(iii) For the Inuktitut version of 'your' just add t (instead of -it) to roots that end in two vowels, or in a consonant that is preceded by two vowels:

tui + it = tuit
  your shoulder
   
qiluaq + it = qiluat
  your belt


TWO POSSESSIONS OR RELATIONS

kamiik two skin boots
kamiikkak my two skin boots
kamiikkik your (1) two skin boots
kamiingik his or her two skin boots
kamivuk our two skin boots
kamisik your (2+) two skin boots
kamingik their two skin boots
  • The last vowel sound in the root is lengthened before -kkak and -kkik to make pronunciation easier.
  • All dual endings delete the last consonant
  • The endings for “his / her” and “their” are the same. Context makes it clear who you are speaking of.

3+ POSSESSIONS OR RELATIONS

pualut mittens (3+)
pualukka my mittens (3+)
pualutit your (1) mittens (3+)
pualungit his or her mittens (3+)
pualuvut our mittens (3+)
pualusi your mittens (3+)
pualungit their mittens (3+)
  • All plural possessive endings delete the last consonant of roots they are added to.
  • The endings for “her/his” and “their” are the same. Context makes it clear who you are speaking of.

NAMING THE PERSON WHO POSSESSES SOMETHING

In English, when we want to name a person that something belongs to, we add an apostrophe + s to the person's name, followed by the object:

Mary's car

Ilaija's two CD's

Piita's dogs

 

In Inuktitut, these three sentences would be written this way:

Mialiup nunasiutinga

Ilaijaup qilliqtungik

Piitaup qimmingit

 

  • Note that the affix -up is attached to the possessor's name, much like apostrophe + s is used in English.
  • the affix -nga is added to the person or thing that is possessed if it is singular; -ngik if it is dual; and -ngit if it is plural.
If -up is added to a root that ends in a consonant, it deletes the consonant:

Naullaq + up =

Naullaup qullinga

Naullaq's qulliq

 

Remember that in Inuktitut you normally don't find more than two vowels in a row. So, if you delete the final consonant and the root ends in two vowels, just add p instead of -up:

qallunaaq + up =

qallunaap illuralaanga

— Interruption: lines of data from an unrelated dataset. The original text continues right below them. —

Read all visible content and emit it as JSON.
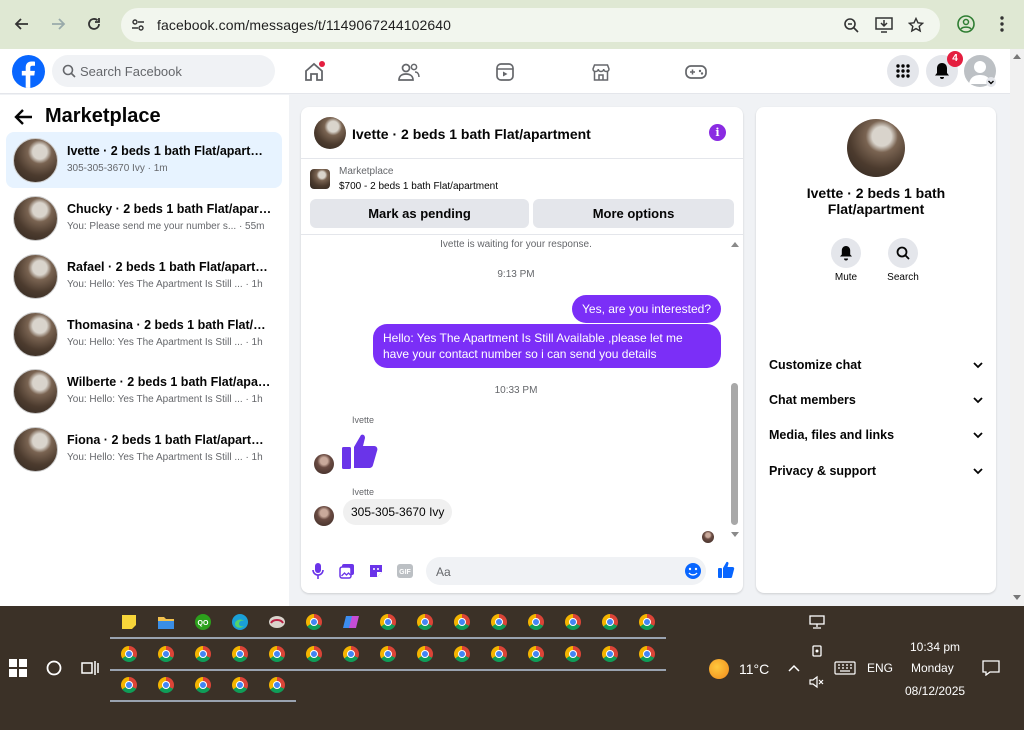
{
  "browser": {
    "url": "facebook.com/messages/t/1149067244102640"
  },
  "header": {
    "search_placeholder": "Search Facebook",
    "notification_count": "4"
  },
  "sidebar": {
    "title": "Marketplace",
    "conversations": [
      {
        "name": "Ivette · 2 beds 1 bath Flat/apartment",
        "preview": "305-305-3670 Ivy · 1m",
        "active": true
      },
      {
        "name": "Chucky · 2 beds 1 bath Flat/apartm...",
        "preview": "You: Please send me your number s... · 55m"
      },
      {
        "name": "Rafael · 2 beds 1 bath Flat/apartm...",
        "preview": "You: Hello: Yes The Apartment Is Still ... · 1h"
      },
      {
        "name": "Thomasina · 2 beds 1 bath Flat/apa...",
        "preview": "You: Hello: Yes The Apartment Is Still ... · 1h"
      },
      {
        "name": "Wilberte · 2 beds 1 bath Flat/apart...",
        "preview": "You: Hello: Yes The Apartment Is Still ... · 1h"
      },
      {
        "name": "Fiona · 2 beds 1 bath Flat/apartment",
        "preview": "You: Hello: Yes The Apartment Is Still ... · 1h"
      }
    ]
  },
  "chat": {
    "title": "Ivette · 2 beds 1 bath Flat/apartment",
    "marketplace_label": "Marketplace",
    "listing": "$700 - 2 beds 1 bath Flat/apartment",
    "btn_pending": "Mark as pending",
    "btn_more": "More options",
    "waiting": "Ivette is waiting for your response.",
    "time1": "9:13 PM",
    "msg_out1": "Yes, are you interested?",
    "msg_out2": "Hello: Yes The Apartment Is Still Available ,please let me have your contact number so i can send you details",
    "time2": "10:33 PM",
    "sender1": "Ivette",
    "sender2": "Ivette",
    "msg_in": "305-305-3670 Ivy",
    "composer_placeholder": "Aa"
  },
  "info": {
    "title": "Ivette · 2 beds 1 bath Flat/apartment",
    "mute": "Mute",
    "search": "Search",
    "rows": [
      "Customize chat",
      "Chat members",
      "Media, files and links",
      "Privacy & support"
    ]
  },
  "taskbar": {
    "temperature": "11°C",
    "language": "ENG",
    "time": "10:34 pm",
    "day": "Monday",
    "date": "08/12/2025"
  },
  "colors": {
    "brand": "#0866ff",
    "bubble_out": "#7b2ff7",
    "accent_purple": "#8a2be2"
  }
}
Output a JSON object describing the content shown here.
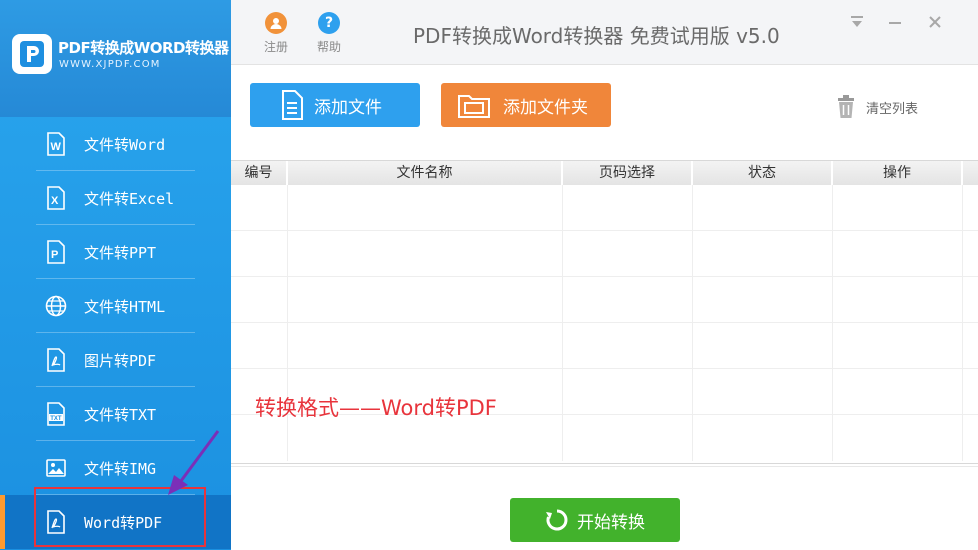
{
  "brand": {
    "title": "PDF转换成WORD转换器",
    "subtitle": "WWW.XJPDF.COM"
  },
  "sidebar": {
    "items": [
      {
        "label": "文件转Word",
        "icon": "word-file-icon"
      },
      {
        "label": "文件转Excel",
        "icon": "excel-file-icon"
      },
      {
        "label": "文件转PPT",
        "icon": "ppt-file-icon"
      },
      {
        "label": "文件转HTML",
        "icon": "globe-icon"
      },
      {
        "label": "图片转PDF",
        "icon": "pdf-file-icon"
      },
      {
        "label": "文件转TXT",
        "icon": "txt-file-icon"
      },
      {
        "label": "文件转IMG",
        "icon": "image-icon"
      },
      {
        "label": "Word转PDF",
        "icon": "pdf-file-icon",
        "active": true
      }
    ]
  },
  "titlebar": {
    "register_label": "注册",
    "help_label": "帮助",
    "help_glyph": "?",
    "app_title": "PDF转换成Word转换器 免费试用版 v5.0"
  },
  "toolbar": {
    "add_file_label": "添加文件",
    "add_folder_label": "添加文件夹",
    "clear_list_label": "清空列表"
  },
  "table": {
    "columns": [
      "编号",
      "文件名称",
      "页码选择",
      "状态",
      "操作"
    ],
    "rows": []
  },
  "annotation": {
    "text": "转换格式——Word转PDF"
  },
  "actions": {
    "start_label": "开始转换"
  },
  "colors": {
    "sidebar_blue": "#2aa6ee",
    "active_item": "#1174c6",
    "add_file_blue": "#2ea0ee",
    "add_folder_orange": "#f0863a",
    "start_green": "#42b22c",
    "annotation_red": "#e8343c"
  }
}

  the qallunaaq's cabin

 

 

-up works for more than just names. It can be added to any noun, as long as it is singular:

angutiup nasanga

the man's hat
 
najaup kamingik
the sister's kamiks
 

inuup umiangit

the Inuk's boats